## [Directions]
When you repeat the listing, keep every character as it is.

Start of Block

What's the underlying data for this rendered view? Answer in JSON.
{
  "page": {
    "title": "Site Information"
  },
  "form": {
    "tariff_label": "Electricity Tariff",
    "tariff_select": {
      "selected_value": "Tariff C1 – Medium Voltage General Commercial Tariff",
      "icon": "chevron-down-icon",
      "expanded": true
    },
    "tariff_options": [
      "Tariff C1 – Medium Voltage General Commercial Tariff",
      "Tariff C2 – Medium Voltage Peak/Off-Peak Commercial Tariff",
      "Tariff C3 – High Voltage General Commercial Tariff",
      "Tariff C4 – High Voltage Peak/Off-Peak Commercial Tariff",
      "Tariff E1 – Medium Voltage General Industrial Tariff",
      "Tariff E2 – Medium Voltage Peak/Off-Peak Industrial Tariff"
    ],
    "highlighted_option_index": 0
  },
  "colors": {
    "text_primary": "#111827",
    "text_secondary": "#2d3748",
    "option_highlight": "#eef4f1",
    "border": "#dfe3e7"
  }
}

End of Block

## [Answer box]
What's the underlying data for this rendered view? Answer in JSON.
{
  "page": {
    "title": "Site Information"
  },
  "form": {
    "tariff_label": "Electricity Tariff",
    "tariff_select": {
      "selected_value": "Tariff C1 – Medium Voltage General Commercial Tariff",
      "icon": "chevron-down-icon",
      "expanded": true
    },
    "tariff_options": [
      "Tariff C1 – Medium Voltage General Commercial Tariff",
      "Tariff C2 – Medium Voltage Peak/Off-Peak Commercial Tariff",
      "Tariff C3 – High Voltage General Commercial Tariff",
      "Tariff C4 – High Voltage Peak/Off-Peak Commercial Tariff",
      "Tariff E1 – Medium Voltage General Industrial Tariff",
      "Tariff E2 – Medium Voltage Peak/Off-Peak Industrial Tariff"
    ],
    "highlighted_option_index": 0
  },
  "colors": {
    "text_primary": "#111827",
    "text_secondary": "#2d3748",
    "option_highlight": "#eef4f1",
    "border": "#dfe3e7"
  }
}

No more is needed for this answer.